I had this once that the firewall team "forgot" to setup some rules. Result was that sometimes it worked, sometimes not.
What are the destination addresses to connect to (Citrix, etc.), are they possibly the same as LAN IP?
Hope this helps
Hi Jackko and Martin
I have found some more information. A partner we use with this client *is* able to connect but I think he had to set his internal IP address range to the 10.0.x.x internal range - something like that. So at one sitee I can easily reconfigure - my home - I tried setting the internal IP address range to 172.18.9.x with mask 255.255.255.0 - but this did not work. Unfortunately my partner is on holiday so I cannot check his exact settings.

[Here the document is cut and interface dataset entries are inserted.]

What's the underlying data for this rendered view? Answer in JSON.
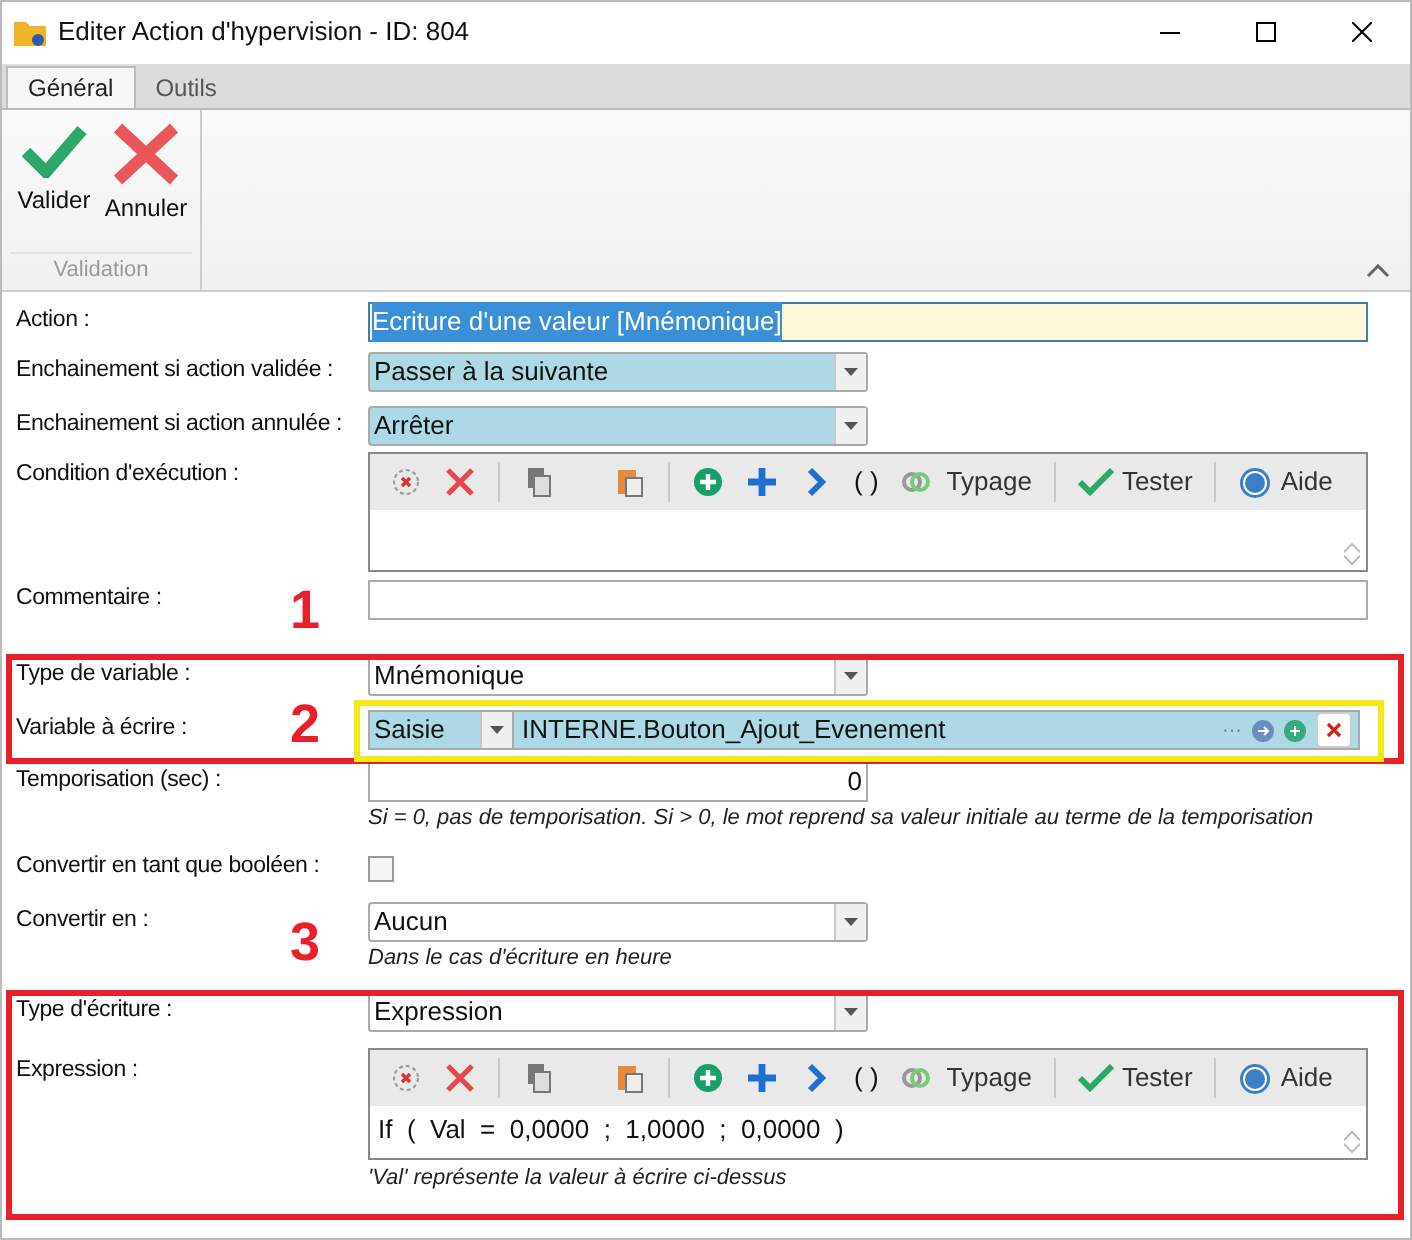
{
  "window": {
    "title": "Editer Action d'hypervision - ID: 804"
  },
  "tabs": [
    {
      "label": "Général",
      "selected": true
    },
    {
      "label": "Outils",
      "selected": false
    }
  ],
  "ribbon": {
    "buttons": [
      {
        "kind": "ok",
        "label": "Valider"
      },
      {
        "kind": "cancel",
        "label": "Annuler"
      }
    ],
    "group_label": "Validation"
  },
  "form": {
    "rows": [
      {
        "kind": "text",
        "label": "Action :",
        "value": "Ecriture d'une valeur [Mnémonique]",
        "highlighted": true
      },
      {
        "kind": "dropdown",
        "label": "Enchainement si action validée :",
        "value": "Passer à la suivante",
        "highlighted": true
      },
      {
        "kind": "dropdown",
        "label": "Enchainement si action annulée :",
        "value": "Arrêter",
        "highlighted": true
      },
      {
        "kind": "editor",
        "label": "Condition d'exécution :",
        "toolbar": {
          "parens": "( )",
          "typage": "Typage",
          "test": "Tester",
          "help": "Aide"
        }
      },
      {
        "kind": "text",
        "label": "Commentaire :",
        "value": "",
        "highlighted": false
      },
      {
        "kind": "dropdown",
        "label": "Type de variable :",
        "value": "Mnémonique",
        "highlighted": false
      },
      {
        "kind": "variable",
        "label": "Variable à écrire :",
        "mode": "Saisie",
        "value": "INTERNE.Bouton_Ajout_Evenement",
        "more": "···"
      },
      {
        "kind": "number",
        "label": "Temporisation (sec) :",
        "value": "0",
        "hint": "Si = 0, pas de temporisation. Si > 0, le mot reprend sa valeur initiale au terme de la temporisation"
      },
      {
        "kind": "checkbox",
        "label": "Convertir en tant que booléen :",
        "checked": false
      },
      {
        "kind": "dropdown",
        "label": "Convertir en :",
        "value": "Aucun",
        "highlighted": false,
        "hint": "Dans le cas d'écriture en heure"
      },
      {
        "kind": "dropdown",
        "label": "Type d'écriture :",
        "value": "Expression",
        "highlighted": false
      },
      {
        "kind": "editor",
        "label": "Expression :",
        "toolbar": {
          "parens": "( )",
          "typage": "Typage",
          "test": "Tester",
          "help": "Aide"
        },
        "value": "If  (  Val  =  0,0000  ;  1,0000  ;  0,0000  )",
        "hint": "'Val' représente la valeur à écrire ci-dessus"
      }
    ]
  },
  "annotations": [
    {
      "number": "1",
      "color": "#e8202a"
    },
    {
      "number": "2",
      "color": "#e8202a"
    },
    {
      "number": "3",
      "color": "#e8202a"
    }
  ],
  "frames": [
    {
      "color": "#e8202a"
    },
    {
      "color": "#e8202a"
    }
  ],
  "highlight_box": {
    "color": "#f5e816"
  }
}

There is some indication that the client has several 192.168.X.0 ranges at their site but not one which overlaps with our old 192.168.107.x range.
Also I can see from the statistics on the VPN that it does seem to send packets when trying to ping.
Trouble is in this holiday period our client is closed down and they also subcontract their network management.
Not sure if this helps.
so when you are sending ICMP packets, but not receiving replies, it could be IP routing or Firewall (or similar function) in the client site.
In case their internal routing is messed up the result could be as experienced - f.e. static routing on SOME internal routers.
My best bet based on the info so far is firewall rules are not set consistently for all possible client addresses.
Do you get the same IP or the same subnet every time for the VPN interface IP?
P.S.: remotely possible: NAT is used in the client site
to verify the client subnet range i.e. 192.168.x.0, go status > statistics > route details.
from there, you can identify all the subnets which should be routed via the vpn.
Helpful - have just looked at statistics. When I ping it increased the encrypted packet count by 1 but then I get a number of packets discarded on return. Looks like the ping packets are getting bounced for some reason. Not sure what is bouncing them.